DATASET RECORDS section start

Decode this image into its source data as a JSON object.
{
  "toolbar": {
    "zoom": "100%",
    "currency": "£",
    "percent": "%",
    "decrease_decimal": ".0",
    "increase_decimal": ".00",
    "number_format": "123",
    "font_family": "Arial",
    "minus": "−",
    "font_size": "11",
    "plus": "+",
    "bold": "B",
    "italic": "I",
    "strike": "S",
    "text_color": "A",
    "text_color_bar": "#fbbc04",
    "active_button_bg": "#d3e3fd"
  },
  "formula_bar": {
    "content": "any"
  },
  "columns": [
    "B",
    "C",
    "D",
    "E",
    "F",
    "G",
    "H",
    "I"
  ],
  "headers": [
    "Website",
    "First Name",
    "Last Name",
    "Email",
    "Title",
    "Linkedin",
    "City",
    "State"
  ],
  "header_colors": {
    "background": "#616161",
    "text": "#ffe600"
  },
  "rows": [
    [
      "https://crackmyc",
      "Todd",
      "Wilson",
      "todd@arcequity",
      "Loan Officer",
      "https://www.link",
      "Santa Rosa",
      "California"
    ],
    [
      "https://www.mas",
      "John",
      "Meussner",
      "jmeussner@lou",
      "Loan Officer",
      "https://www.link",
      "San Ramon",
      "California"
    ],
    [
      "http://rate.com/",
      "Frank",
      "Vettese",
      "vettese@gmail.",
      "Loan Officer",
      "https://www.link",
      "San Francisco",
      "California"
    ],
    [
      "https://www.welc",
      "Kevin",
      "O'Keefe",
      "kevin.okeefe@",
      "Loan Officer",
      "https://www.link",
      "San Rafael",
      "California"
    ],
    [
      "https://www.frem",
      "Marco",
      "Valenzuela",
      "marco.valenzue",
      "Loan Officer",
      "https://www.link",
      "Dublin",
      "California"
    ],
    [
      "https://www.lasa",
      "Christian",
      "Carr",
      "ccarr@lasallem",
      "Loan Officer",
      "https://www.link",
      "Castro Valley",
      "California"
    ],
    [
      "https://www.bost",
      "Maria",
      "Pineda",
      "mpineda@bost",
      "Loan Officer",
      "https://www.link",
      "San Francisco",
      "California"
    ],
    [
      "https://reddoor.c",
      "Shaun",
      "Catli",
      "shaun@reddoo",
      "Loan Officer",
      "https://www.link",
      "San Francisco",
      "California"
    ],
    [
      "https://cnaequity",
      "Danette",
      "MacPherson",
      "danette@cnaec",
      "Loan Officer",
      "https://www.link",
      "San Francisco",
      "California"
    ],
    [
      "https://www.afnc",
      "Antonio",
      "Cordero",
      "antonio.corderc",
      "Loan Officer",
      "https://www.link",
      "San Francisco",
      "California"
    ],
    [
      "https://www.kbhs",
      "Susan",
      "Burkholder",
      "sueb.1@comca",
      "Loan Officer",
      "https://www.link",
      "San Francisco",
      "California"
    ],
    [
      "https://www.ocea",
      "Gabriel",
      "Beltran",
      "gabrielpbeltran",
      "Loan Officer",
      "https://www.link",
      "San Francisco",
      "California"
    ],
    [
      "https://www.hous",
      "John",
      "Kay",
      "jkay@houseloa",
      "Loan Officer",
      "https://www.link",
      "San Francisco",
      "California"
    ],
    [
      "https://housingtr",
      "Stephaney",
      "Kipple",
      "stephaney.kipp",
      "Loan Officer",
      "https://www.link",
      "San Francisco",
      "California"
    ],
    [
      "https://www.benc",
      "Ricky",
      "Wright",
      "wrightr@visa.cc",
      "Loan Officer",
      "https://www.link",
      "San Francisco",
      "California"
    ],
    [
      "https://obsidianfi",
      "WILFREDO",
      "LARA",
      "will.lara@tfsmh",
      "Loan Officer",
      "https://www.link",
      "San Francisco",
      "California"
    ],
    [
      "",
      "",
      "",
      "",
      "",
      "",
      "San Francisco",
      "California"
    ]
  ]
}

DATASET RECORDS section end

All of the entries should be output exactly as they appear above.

## SOLUTION BELOW
Decode this image into its source data as a JSON object.
{
  "toolbar": {
    "zoom": "100%",
    "currency": "£",
    "percent": "%",
    "decrease_decimal": ".0",
    "increase_decimal": ".00",
    "number_format": "123",
    "font_family": "Arial",
    "minus": "−",
    "font_size": "11",
    "plus": "+",
    "bold": "B",
    "italic": "I",
    "strike": "S",
    "text_color": "A",
    "text_color_bar": "#fbbc04",
    "active_button_bg": "#d3e3fd"
  },
  "formula_bar": {
    "content": "any"
  },
  "columns": [
    "B",
    "C",
    "D",
    "E",
    "F",
    "G",
    "H",
    "I"
  ],
  "headers": [
    "Website",
    "First Name",
    "Last Name",
    "Email",
    "Title",
    "Linkedin",
    "City",
    "State"
  ],
  "header_colors": {
    "background": "#616161",
    "text": "#ffe600"
  },
  "rows": [
    [
      "https://crackmyc",
      "Todd",
      "Wilson",
      "todd@arcequity",
      "Loan Officer",
      "https://www.link",
      "Santa Rosa",
      "California"
    ],
    [
      "https://www.mas",
      "John",
      "Meussner",
      "jmeussner@lou",
      "Loan Officer",
      "https://www.link",
      "San Ramon",
      "California"
    ],
    [
      "http://rate.com/",
      "Frank",
      "Vettese",
      "vettese@gmail.",
      "Loan Officer",
      "https://www.link",
      "San Francisco",
      "California"
    ],
    [
      "https://www.welc",
      "Kevin",
      "O'Keefe",
      "kevin.okeefe@",
      "Loan Officer",
      "https://www.link",
      "San Rafael",
      "California"
    ],
    [
      "https://www.frem",
      "Marco",
      "Valenzuela",
      "marco.valenzue",
      "Loan Officer",
      "https://www.link",
      "Dublin",
      "California"
    ],
    [
      "https://www.lasa",
      "Christian",
      "Carr",
      "ccarr@lasallem",
      "Loan Officer",
      "https://www.link",
      "Castro Valley",
      "California"
    ],
    [
      "https://www.bost",
      "Maria",
      "Pineda",
      "mpineda@bost",
      "Loan Officer",
      "https://www.link",
      "San Francisco",
      "California"
    ],
    [
      "https://reddoor.c",
      "Shaun",
      "Catli",
      "shaun@reddoo",
      "Loan Officer",
      "https://www.link",
      "San Francisco",
      "California"
    ],
    [
      "https://cnaequity",
      "Danette",
      "MacPherson",
      "danette@cnaec",
      "Loan Officer",
      "https://www.link",
      "San Francisco",
      "California"
    ],
    [
      "https://www.afnc",
      "Antonio",
      "Cordero",
      "antonio.corderc",
      "Loan Officer",
      "https://www.link",
      "San Francisco",
      "California"
    ],
    [
      "https://www.kbhs",
      "Susan",
      "Burkholder",
      "sueb.1@comca",
      "Loan Officer",
      "https://www.link",
      "San Francisco",
      "California"
    ],
    [
      "https://www.ocea",
      "Gabriel",
      "Beltran",
      "gabrielpbeltran",
      "Loan Officer",
      "https://www.link",
      "San Francisco",
      "California"
    ],
    [
      "https://www.hous",
      "John",
      "Kay",
      "jkay@houseloa",
      "Loan Officer",
      "https://www.link",
      "San Francisco",
      "California"
    ],
    [
      "https://housingtr",
      "Stephaney",
      "Kipple",
      "stephaney.kipp",
      "Loan Officer",
      "https://www.link",
      "San Francisco",
      "California"
    ],
    [
      "https://www.benc",
      "Ricky",
      "Wright",
      "wrightr@visa.cc",
      "Loan Officer",
      "https://www.link",
      "San Francisco",
      "California"
    ],
    [
      "https://obsidianfi",
      "WILFREDO",
      "LARA",
      "will.lara@tfsmh",
      "Loan Officer",
      "https://www.link",
      "San Francisco",
      "California"
    ],
    [
      "",
      "",
      "",
      "",
      "",
      "",
      "San Francisco",
      "California"
    ]
  ]
}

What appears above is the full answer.